#### [Required work]
Could all of the entries be written out exactly, with any pictures omitted?

[[ Supplied entries, beginning ]]

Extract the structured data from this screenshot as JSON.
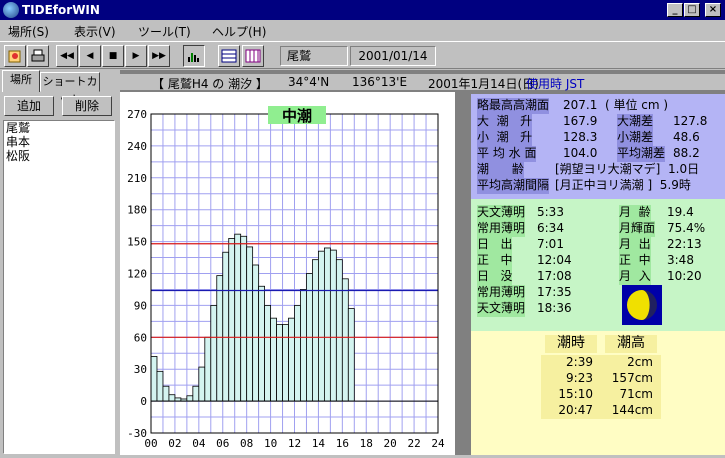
{
  "window": {
    "title": "TIDEforWIN",
    "min": "_",
    "max": "□",
    "close": "×"
  },
  "menu": [
    {
      "label": "場所(S)"
    },
    {
      "label": "表示(V)"
    },
    {
      "label": "ツール(T)"
    },
    {
      "label": "ヘルプ(H)"
    }
  ],
  "toolbar": {
    "location": "尾鷲",
    "date": "2001/01/14",
    "buttons": [
      "◀◀",
      "◀",
      "■",
      "▶",
      "▶▶"
    ]
  },
  "sidebar": {
    "tabs": [
      "場所",
      "ショートカット"
    ],
    "add_label": "追加",
    "delete_label": "削除",
    "places": [
      "尾鷲",
      "串本",
      "松阪"
    ]
  },
  "header": {
    "station": "【 尾鷲H4 の 潮汐 】",
    "lat": "34°4'N",
    "lon": "136°13'E",
    "date": "2001年1月14日(日)",
    "tz": "使用時 JST"
  },
  "chart_data": {
    "type": "bar",
    "title": "中潮",
    "x_tick_labels": [
      "00",
      "02",
      "04",
      "06",
      "08",
      "10",
      "12",
      "14",
      "16",
      "18",
      "20",
      "22",
      "24"
    ],
    "y_tick_labels": [
      "270",
      "240",
      "210",
      "180",
      "150",
      "120",
      "90",
      "60",
      "30",
      "0",
      "-30"
    ],
    "ylim": [
      -30,
      270
    ],
    "xlim": [
      0,
      24
    ],
    "step_hours": 0.5,
    "values": [
      42,
      28,
      14,
      6,
      3,
      2,
      5,
      14,
      32,
      60,
      90,
      118,
      140,
      153,
      157,
      155,
      145,
      128,
      108,
      90,
      78,
      72,
      72,
      78,
      90,
      105,
      120,
      133,
      141,
      144,
      142,
      133,
      115,
      87
    ],
    "hlines": [
      {
        "value": 148,
        "color": "#d81818"
      },
      {
        "value": 104,
        "color": "#1a1ab0"
      },
      {
        "value": 60,
        "color": "#d81818"
      }
    ],
    "grid": true
  },
  "info1": {
    "rows": [
      {
        "a": "略最高高潮面",
        "b": "207.1  ( 単位 cm )"
      },
      {
        "a": "大  潮   升",
        "b": "167.9",
        "c": "大潮差",
        "d": "127.8"
      },
      {
        "a": "小  潮   升",
        "b": "128.3",
        "c": "小潮差",
        "d": "48.6"
      },
      {
        "a": "平 均 水 面",
        "b": "104.0",
        "c": "平均潮差",
        "d": "88.2"
      },
      {
        "a": "潮      齢",
        "b": "[朔望ヨリ大潮マデ]  1.0日"
      },
      {
        "a": "平均高潮間隔",
        "b": "[月正中ヨリ満潮 ]  5.9時"
      }
    ]
  },
  "info2": {
    "left": [
      {
        "a": "天文薄明",
        "b": "5:33"
      },
      {
        "a": "常用薄明",
        "b": "6:34"
      },
      {
        "a": "日   出",
        "b": "7:01"
      },
      {
        "a": "正   中",
        "b": "12:04"
      },
      {
        "a": "日   没",
        "b": "17:08"
      },
      {
        "a": "常用薄明",
        "b": "17:35"
      },
      {
        "a": "天文薄明",
        "b": "18:36"
      }
    ],
    "right": [
      {
        "a": "月  齢",
        "b": "19.4"
      },
      {
        "a": "月輝面",
        "b": "75.4%"
      },
      {
        "a": "月  出",
        "b": "22:13"
      },
      {
        "a": "正  中",
        "b": "3:48"
      },
      {
        "a": "月  入",
        "b": "10:20"
      }
    ],
    "moon_illumination": 0.754
  },
  "info3": {
    "head_time": "潮時",
    "head_height": "潮高",
    "rows": [
      {
        "t": "2:39",
        "h": "2cm"
      },
      {
        "t": "9:23",
        "h": "157cm"
      },
      {
        "t": "15:10",
        "h": "71cm"
      },
      {
        "t": "20:47",
        "h": "144cm"
      }
    ]
  },
  "colors": {
    "titlebar": "#000080",
    "bar_fill": "#d4f4f0",
    "grid": "#a0a0f0",
    "info1": "#b4b4f5",
    "info2": "#c6f5c6",
    "info3": "#fffdc4",
    "moon": "#f0e000",
    "moon_bg": "#0000a8"
  }
}
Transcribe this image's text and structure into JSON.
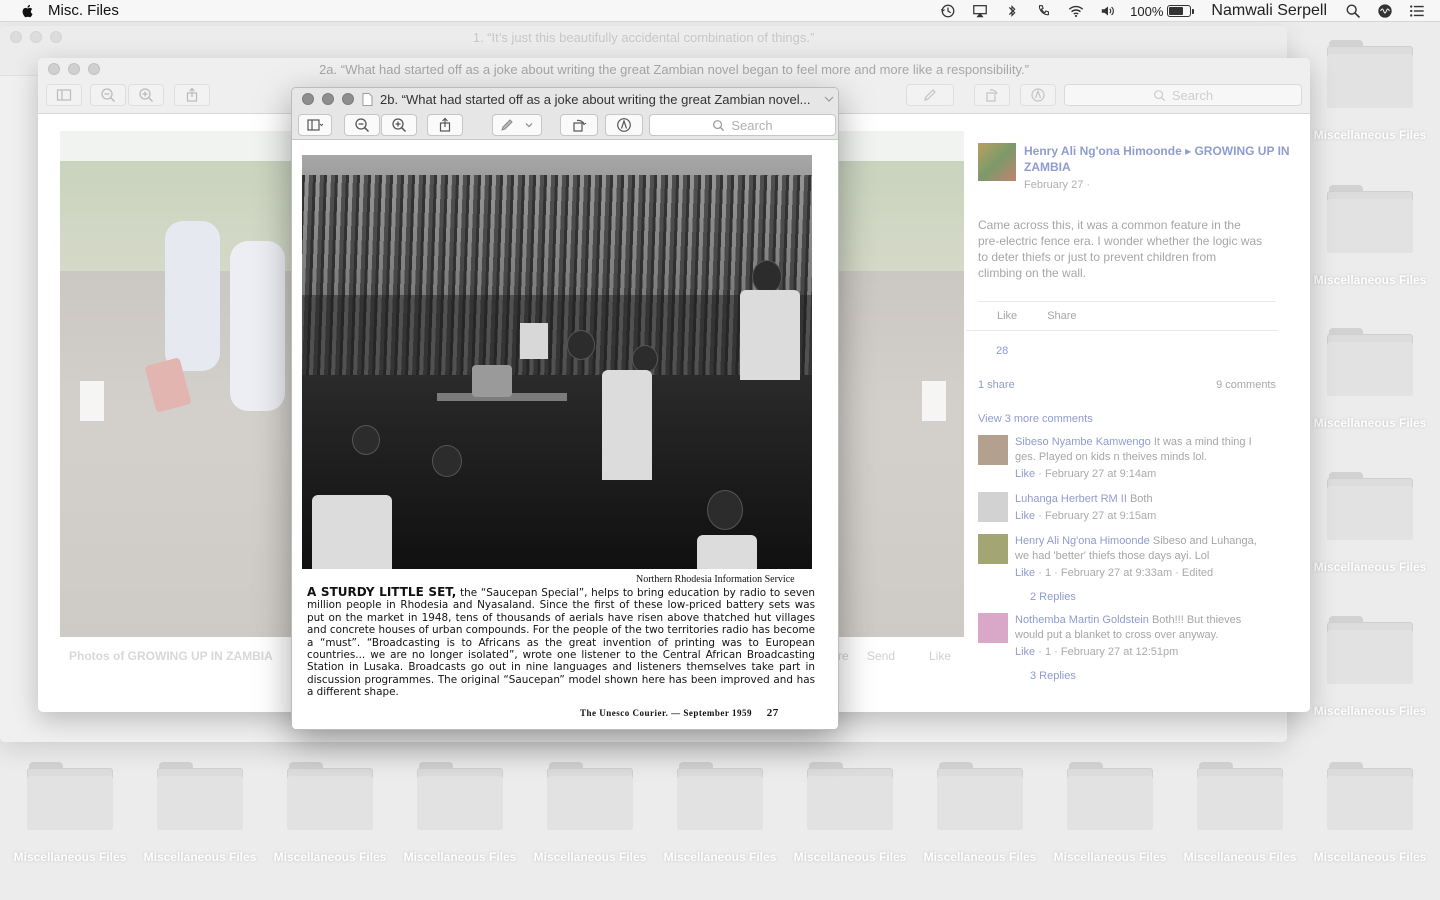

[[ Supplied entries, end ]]

#### [Response to the exercise]
Extract the structured data from this screenshot as JSON.
{
  "window": {
    "title": "TIDEforWIN",
    "min": "_",
    "max": "□",
    "close": "×"
  },
  "menu": [
    {
      "label": "場所(S)"
    },
    {
      "label": "表示(V)"
    },
    {
      "label": "ツール(T)"
    },
    {
      "label": "ヘルプ(H)"
    }
  ],
  "toolbar": {
    "location": "尾鷲",
    "date": "2001/01/14",
    "buttons": [
      "◀◀",
      "◀",
      "■",
      "▶",
      "▶▶"
    ]
  },
  "sidebar": {
    "tabs": [
      "場所",
      "ショートカット"
    ],
    "add_label": "追加",
    "delete_label": "削除",
    "places": [
      "尾鷲",
      "串本",
      "松阪"
    ]
  },
  "header": {
    "station": "【 尾鷲H4 の 潮汐 】",
    "lat": "34°4'N",
    "lon": "136°13'E",
    "date": "2001年1月14日(日)",
    "tz": "使用時 JST"
  },
  "chart_data": {
    "type": "bar",
    "title": "中潮",
    "x_tick_labels": [
      "00",
      "02",
      "04",
      "06",
      "08",
      "10",
      "12",
      "14",
      "16",
      "18",
      "20",
      "22",
      "24"
    ],
    "y_tick_labels": [
      "270",
      "240",
      "210",
      "180",
      "150",
      "120",
      "90",
      "60",
      "30",
      "0",
      "-30"
    ],
    "ylim": [
      -30,
      270
    ],
    "xlim": [
      0,
      24
    ],
    "step_hours": 0.5,
    "values": [
      42,
      28,
      14,
      6,
      3,
      2,
      5,
      14,
      32,
      60,
      90,
      118,
      140,
      153,
      157,
      155,
      145,
      128,
      108,
      90,
      78,
      72,
      72,
      78,
      90,
      105,
      120,
      133,
      141,
      144,
      142,
      133,
      115,
      87
    ],
    "hlines": [
      {
        "value": 148,
        "color": "#d81818"
      },
      {
        "value": 104,
        "color": "#1a1ab0"
      },
      {
        "value": 60,
        "color": "#d81818"
      }
    ],
    "grid": true
  },
  "info1": {
    "rows": [
      {
        "a": "略最高高潮面",
        "b": "207.1  ( 単位 cm )"
      },
      {
        "a": "大  潮   升",
        "b": "167.9",
        "c": "大潮差",
        "d": "127.8"
      },
      {
        "a": "小  潮   升",
        "b": "128.3",
        "c": "小潮差",
        "d": "48.6"
      },
      {
        "a": "平 均 水 面",
        "b": "104.0",
        "c": "平均潮差",
        "d": "88.2"
      },
      {
        "a": "潮      齢",
        "b": "[朔望ヨリ大潮マデ]  1.0日"
      },
      {
        "a": "平均高潮間隔",
        "b": "[月正中ヨリ満潮 ]  5.9時"
      }
    ]
  },
  "info2": {
    "left": [
      {
        "a": "天文薄明",
        "b": "5:33"
      },
      {
        "a": "常用薄明",
        "b": "6:34"
      },
      {
        "a": "日   出",
        "b": "7:01"
      },
      {
        "a": "正   中",
        "b": "12:04"
      },
      {
        "a": "日   没",
        "b": "17:08"
      },
      {
        "a": "常用薄明",
        "b": "17:35"
      },
      {
        "a": "天文薄明",
        "b": "18:36"
      }
    ],
    "right": [
      {
        "a": "月  齢",
        "b": "19.4"
      },
      {
        "a": "月輝面",
        "b": "75.4%"
      },
      {
        "a": "月  出",
        "b": "22:13"
      },
      {
        "a": "正  中",
        "b": "3:48"
      },
      {
        "a": "月  入",
        "b": "10:20"
      }
    ],
    "moon_illumination": 0.754
  },
  "info3": {
    "head_time": "潮時",
    "head_height": "潮高",
    "rows": [
      {
        "t": "2:39",
        "h": "2cm"
      },
      {
        "t": "9:23",
        "h": "157cm"
      },
      {
        "t": "15:10",
        "h": "71cm"
      },
      {
        "t": "20:47",
        "h": "144cm"
      }
    ]
  },
  "colors": {
    "titlebar": "#000080",
    "bar_fill": "#d4f4f0",
    "grid": "#a0a0f0",
    "info1": "#b4b4f5",
    "info2": "#c6f5c6",
    "info3": "#fffdc4",
    "moon": "#f0e000",
    "moon_bg": "#0000a8"
  }
}
Transcribe this image's text and structure into JSON.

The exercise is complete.